Jewcy is featuring a series of back and forth letters dealing with family and sex, between former New York magazine sex columnist Amy Sohn and Kosher Sex author, TV host, former Chabad shaliach and rabbi to the stars Rabbi Shmuley Boteach. The most remarkable thing about Sohn, now a mother and resident of Park Slope, Brooklyn (and all that that entails) is that she actually makes Rabbi Boteach make sense.
She starts her correspondence inauspiciously by stating that she feels “a mix of contempt, curiosity, and envy” about “your people.” This being the Passover season, her words were reflective of the words spoken by the evil son in the Seder who asks, basically, “What’s with you people and this cult of yours?” Both Sohn and the evil son are Jewish yet both isolate themselves from the Jewish people. The evil son, had he been in Egypt, would not have been redeemed whereas Sohn seems to be condemned to a sour-ball existence in Park Slope, eating saturation levels of Ben and Jerry’s ice cream and getting all her affection and intimacy from her child while her husband surfs the ‘net for porn (not that that is actually the case, it’s only implied).
Nope. No redemption there.
Alanis Morisette covers the Black Eyed Peas “My Humps”
And if only that was it, we could move on. But no. Sohn seems to be all over the place whereas Boteach may be a little contentious but at least he’s consistent. It’s the frum rockstar Rabbi vs. the un-frum sex writer. Sohn paint a picture of never ending dysfunctional sexuality in her world while Boteach talks about ideals that value intimacy and respect. Check it out! These letters are fun and thought provoking and I may have even been too harsh on Sohn. I was certainly a bit hasty dismissing Jewcy. Heck, we even have Beth Gottfried writing for us so they must be doing something right!

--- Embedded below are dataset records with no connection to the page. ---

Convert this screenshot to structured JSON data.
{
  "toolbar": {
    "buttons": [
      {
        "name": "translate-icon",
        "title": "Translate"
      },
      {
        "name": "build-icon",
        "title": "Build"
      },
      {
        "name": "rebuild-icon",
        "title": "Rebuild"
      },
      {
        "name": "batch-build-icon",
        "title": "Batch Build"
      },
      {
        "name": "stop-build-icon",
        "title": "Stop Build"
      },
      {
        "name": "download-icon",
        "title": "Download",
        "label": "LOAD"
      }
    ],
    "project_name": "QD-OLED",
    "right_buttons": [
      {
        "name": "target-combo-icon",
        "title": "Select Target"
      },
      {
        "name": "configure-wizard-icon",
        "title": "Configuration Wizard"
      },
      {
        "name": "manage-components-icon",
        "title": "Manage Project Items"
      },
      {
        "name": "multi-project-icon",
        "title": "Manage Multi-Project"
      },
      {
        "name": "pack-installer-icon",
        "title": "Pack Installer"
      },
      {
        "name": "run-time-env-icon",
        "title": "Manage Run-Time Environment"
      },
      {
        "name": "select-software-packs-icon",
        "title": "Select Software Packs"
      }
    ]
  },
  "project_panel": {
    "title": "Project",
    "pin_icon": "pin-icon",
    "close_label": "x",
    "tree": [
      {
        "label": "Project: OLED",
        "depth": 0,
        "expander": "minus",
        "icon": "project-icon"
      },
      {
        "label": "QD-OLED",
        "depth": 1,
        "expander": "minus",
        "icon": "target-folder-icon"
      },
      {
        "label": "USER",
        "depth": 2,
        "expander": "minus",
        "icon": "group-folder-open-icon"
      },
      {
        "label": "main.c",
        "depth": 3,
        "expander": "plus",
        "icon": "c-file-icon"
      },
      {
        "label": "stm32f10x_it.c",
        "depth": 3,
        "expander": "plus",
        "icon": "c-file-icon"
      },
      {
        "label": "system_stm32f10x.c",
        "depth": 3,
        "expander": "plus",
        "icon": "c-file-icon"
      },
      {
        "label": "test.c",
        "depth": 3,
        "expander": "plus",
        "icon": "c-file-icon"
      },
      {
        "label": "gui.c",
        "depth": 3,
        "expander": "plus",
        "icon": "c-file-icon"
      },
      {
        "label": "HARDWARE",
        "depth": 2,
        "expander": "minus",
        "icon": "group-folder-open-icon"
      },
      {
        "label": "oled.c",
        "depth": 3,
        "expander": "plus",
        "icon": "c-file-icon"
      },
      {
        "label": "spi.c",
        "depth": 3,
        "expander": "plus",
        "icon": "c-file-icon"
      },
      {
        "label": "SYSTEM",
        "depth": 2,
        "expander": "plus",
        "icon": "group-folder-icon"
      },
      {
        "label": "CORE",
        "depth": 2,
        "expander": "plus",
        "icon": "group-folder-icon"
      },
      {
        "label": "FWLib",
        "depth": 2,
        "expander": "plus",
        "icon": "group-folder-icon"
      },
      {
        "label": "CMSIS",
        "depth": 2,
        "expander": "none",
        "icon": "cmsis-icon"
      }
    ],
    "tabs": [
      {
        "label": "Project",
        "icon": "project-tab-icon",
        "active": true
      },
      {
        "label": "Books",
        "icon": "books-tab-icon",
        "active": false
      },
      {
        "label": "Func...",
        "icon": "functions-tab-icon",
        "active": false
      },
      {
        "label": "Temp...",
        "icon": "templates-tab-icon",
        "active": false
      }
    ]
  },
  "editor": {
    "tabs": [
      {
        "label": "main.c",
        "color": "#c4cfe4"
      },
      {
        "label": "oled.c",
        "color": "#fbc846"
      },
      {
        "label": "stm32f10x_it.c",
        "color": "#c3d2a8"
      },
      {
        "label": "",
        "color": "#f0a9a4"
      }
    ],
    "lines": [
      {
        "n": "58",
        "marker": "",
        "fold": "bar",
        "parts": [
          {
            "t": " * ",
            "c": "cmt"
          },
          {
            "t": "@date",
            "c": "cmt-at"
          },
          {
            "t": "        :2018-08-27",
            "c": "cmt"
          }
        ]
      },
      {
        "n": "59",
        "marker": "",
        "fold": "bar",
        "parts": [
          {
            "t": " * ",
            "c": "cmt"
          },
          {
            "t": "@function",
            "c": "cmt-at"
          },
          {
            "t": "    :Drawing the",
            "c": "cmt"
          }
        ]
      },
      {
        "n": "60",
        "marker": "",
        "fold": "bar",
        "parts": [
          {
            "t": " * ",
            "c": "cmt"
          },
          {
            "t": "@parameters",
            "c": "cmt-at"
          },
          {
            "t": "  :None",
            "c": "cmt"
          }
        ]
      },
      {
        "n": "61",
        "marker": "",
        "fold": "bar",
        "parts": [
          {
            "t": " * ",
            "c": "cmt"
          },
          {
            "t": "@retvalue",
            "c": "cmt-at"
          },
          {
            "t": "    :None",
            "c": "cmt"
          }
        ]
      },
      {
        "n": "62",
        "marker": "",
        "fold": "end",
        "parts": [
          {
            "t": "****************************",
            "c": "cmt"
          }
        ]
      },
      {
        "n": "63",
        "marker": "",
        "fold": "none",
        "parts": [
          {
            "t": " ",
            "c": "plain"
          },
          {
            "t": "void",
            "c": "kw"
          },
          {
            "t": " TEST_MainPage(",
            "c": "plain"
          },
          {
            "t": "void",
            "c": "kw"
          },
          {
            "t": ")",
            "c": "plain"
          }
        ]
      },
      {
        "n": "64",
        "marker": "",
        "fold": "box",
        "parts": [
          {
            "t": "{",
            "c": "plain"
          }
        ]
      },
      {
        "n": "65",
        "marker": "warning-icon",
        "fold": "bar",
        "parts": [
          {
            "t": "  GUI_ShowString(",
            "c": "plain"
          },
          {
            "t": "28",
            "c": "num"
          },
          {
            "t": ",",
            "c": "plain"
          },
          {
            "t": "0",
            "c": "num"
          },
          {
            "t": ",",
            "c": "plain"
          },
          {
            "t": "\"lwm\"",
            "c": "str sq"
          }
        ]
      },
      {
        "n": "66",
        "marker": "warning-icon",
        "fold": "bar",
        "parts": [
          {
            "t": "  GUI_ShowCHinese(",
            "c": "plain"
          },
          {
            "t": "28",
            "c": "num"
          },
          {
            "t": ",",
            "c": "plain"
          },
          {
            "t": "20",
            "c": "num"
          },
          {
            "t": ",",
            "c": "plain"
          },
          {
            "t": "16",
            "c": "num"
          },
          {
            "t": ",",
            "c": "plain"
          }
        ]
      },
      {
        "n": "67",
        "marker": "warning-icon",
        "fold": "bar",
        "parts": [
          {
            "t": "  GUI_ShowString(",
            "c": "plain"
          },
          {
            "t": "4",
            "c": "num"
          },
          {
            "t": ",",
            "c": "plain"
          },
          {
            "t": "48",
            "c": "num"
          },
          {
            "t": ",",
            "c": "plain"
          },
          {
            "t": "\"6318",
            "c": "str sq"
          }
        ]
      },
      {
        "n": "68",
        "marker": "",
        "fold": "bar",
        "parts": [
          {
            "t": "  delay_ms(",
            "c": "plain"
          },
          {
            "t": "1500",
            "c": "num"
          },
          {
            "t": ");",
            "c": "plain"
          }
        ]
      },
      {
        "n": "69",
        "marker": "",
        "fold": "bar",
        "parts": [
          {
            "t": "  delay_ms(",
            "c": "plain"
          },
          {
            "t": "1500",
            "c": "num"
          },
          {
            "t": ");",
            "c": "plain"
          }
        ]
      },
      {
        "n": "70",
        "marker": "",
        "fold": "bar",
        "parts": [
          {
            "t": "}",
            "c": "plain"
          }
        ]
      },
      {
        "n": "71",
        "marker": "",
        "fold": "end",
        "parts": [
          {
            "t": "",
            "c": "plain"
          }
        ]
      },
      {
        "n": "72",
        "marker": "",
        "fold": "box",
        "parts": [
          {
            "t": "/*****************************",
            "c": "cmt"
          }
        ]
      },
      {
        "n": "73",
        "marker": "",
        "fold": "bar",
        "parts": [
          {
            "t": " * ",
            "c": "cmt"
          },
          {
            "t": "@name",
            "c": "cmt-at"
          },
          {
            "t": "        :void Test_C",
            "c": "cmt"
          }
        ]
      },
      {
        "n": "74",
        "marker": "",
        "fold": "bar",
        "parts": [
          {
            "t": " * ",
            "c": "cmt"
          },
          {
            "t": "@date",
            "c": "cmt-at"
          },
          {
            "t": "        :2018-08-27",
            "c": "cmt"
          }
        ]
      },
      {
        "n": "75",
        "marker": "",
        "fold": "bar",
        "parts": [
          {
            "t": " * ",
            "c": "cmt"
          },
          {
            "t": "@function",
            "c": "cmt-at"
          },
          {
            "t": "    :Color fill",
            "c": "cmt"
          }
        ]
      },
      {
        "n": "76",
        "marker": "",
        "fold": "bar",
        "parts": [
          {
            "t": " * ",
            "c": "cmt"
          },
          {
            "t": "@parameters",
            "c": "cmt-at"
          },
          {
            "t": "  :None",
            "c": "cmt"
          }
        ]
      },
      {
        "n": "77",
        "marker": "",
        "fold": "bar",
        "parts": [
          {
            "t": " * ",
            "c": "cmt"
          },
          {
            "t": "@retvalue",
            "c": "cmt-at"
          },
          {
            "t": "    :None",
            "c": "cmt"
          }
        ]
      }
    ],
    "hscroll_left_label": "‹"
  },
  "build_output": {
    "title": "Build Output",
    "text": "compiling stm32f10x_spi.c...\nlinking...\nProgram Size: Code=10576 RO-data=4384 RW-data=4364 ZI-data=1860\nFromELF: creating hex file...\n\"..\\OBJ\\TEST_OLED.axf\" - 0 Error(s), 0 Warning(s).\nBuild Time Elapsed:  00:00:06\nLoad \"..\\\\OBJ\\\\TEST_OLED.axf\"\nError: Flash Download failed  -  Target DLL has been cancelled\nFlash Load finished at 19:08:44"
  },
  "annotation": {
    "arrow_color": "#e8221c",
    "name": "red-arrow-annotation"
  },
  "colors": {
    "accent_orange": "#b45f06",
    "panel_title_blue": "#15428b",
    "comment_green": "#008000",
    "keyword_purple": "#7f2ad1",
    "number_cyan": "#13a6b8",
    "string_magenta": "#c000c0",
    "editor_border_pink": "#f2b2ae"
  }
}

I am also throwing in this video by Alanis Morisette. It’s a cover of Fergie and the Black Eyed Peas “My Humps” and is as damning indictment of MTV culture as has ever been produced. This demonstrates that one need not be an Orthodox Rabbi to be disdainful of some of the more banal manifestations of pervasive secular culture. Enjoy. Think.